THOMSON, Harry Craufuird. The Chitral Campaign. A Narrative of Events in Chitral, Swat and Bajour. London, Heinemann, 1895.
8vo. Original red pictorial cloth, top edge gilt; pp. xviii, 312, 4, (advertisements), platts after photographs, 4 maps and plans; cloth a bit marked, internally, apart from light spotting here and there, a very good copy.

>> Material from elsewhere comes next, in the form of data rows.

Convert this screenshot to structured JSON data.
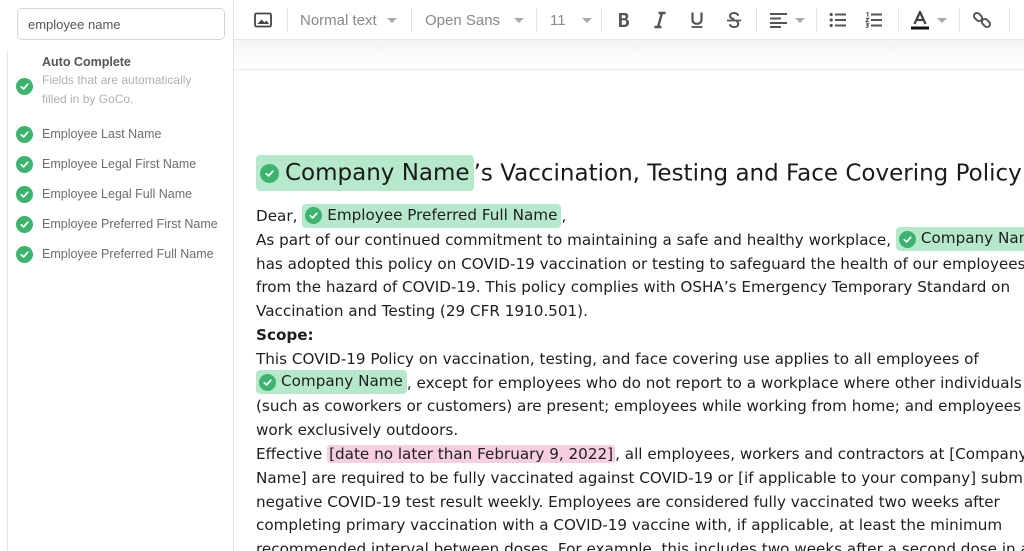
{
  "sidebar": {
    "search_value": "employee name",
    "auto_complete_title": "Auto Complete",
    "auto_complete_desc_1": "Fields that are automatically",
    "auto_complete_desc_2": "filled in by GoCo.",
    "fields": [
      "Employee Last Name",
      "Employee Legal First Name",
      "Employee Legal Full Name",
      "Employee Preferred First Name",
      "Employee Preferred Full Name"
    ]
  },
  "toolbar": {
    "style_select": "Normal text",
    "font_select": "Open Sans",
    "size_select": "11"
  },
  "document": {
    "title_chip": "Company Name",
    "title_rest": "’s Vaccination, Testing and Face Covering Policy",
    "dear": "Dear,",
    "dear_chip": "Employee Preferred Full Name",
    "dear_comma": ",",
    "p1_l1": "As part of our continued commitment to maintaining a safe and healthy workplace,",
    "p1_chip": "Company Name",
    "p1_l2": "has adopted this policy on COVID-19 vaccination or testing to safeguard the health of our employees",
    "p1_l3": "from the hazard of COVID-19. This policy complies with OSHA’s Emergency Temporary Standard on",
    "p1_l4": "Vaccination and Testing (29 CFR 1910.501).",
    "scope_heading": "Scope:",
    "p2_l1": "This COVID-19 Policy on vaccination, testing, and face covering use applies to all employees of",
    "p2_chip": "Company Name",
    "p2_l2": ", except for employees who do not report to a workplace where other individuals",
    "p2_l3": "(such as coworkers or customers) are present; employees while working from home; and employees who",
    "p2_l4": "work exclusively outdoors.",
    "p3_effective": "Effective",
    "p3_date": "[date no later than February 9, 2022]",
    "p3_l1_rest": ", all employees, workers and contractors at [Company",
    "p3_l2": "Name] are required to be fully vaccinated against COVID-19 or [if applicable to your company] submit a",
    "p3_l3": "negative COVID-19 test result weekly. Employees are considered fully vaccinated two weeks after",
    "p3_l4": "completing primary vaccination with a COVID-19 vaccine with, if applicable, at least the minimum",
    "p3_l5": "recommended interval between doses. For example, this includes two weeks after a second dose in a"
  },
  "colors": {
    "chip_green": "#b6e9cb",
    "check_green": "#3cb46e",
    "highlight_pink": "#f7cfe0"
  }
}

First edition of a book on the Chitral campaign, written from an unusual perspective. Thomson happened to be on a business trip in India, when he heard 'that a force was to be sent through Swat and Bajour to relieve the beleaguered garrison of Chitral' (p. vii). He had been close to the North West frontier earlier with an interest in Hellenistic Buddhist relics, the Pathans and ancient cities of the region. He joined the expeditionary force as a press correspondent and witnessed some action.
Provenance: From the library of the mountaineer and soldier Tony Streather (1926-2018), who had come 'to mountain climbing by chance. Staying on in the subcontinent after independence and partition between India and Pakistan, as aide-de-camp to the governor of North West Frontier Province, Streather was the last British officer serving under a Pakistani commanding officer when, in 1950, a Norwegian expedition led by the ecologist Arne Næss arrived in the region with the intention of climbing Tirich Mir (7,708m), the highest mountain in the Hindu Kush' (obiturary in The Guardian). Further high-altitude exploits included joining the 1953 American Karakoram Expedition to K-2 (reaching 7,800m), and participating in the first ascent of Kangchenjunga, the third highest mountain in the world in 1955. This made him the first man ever to climb two peaks of over 25,000 feet.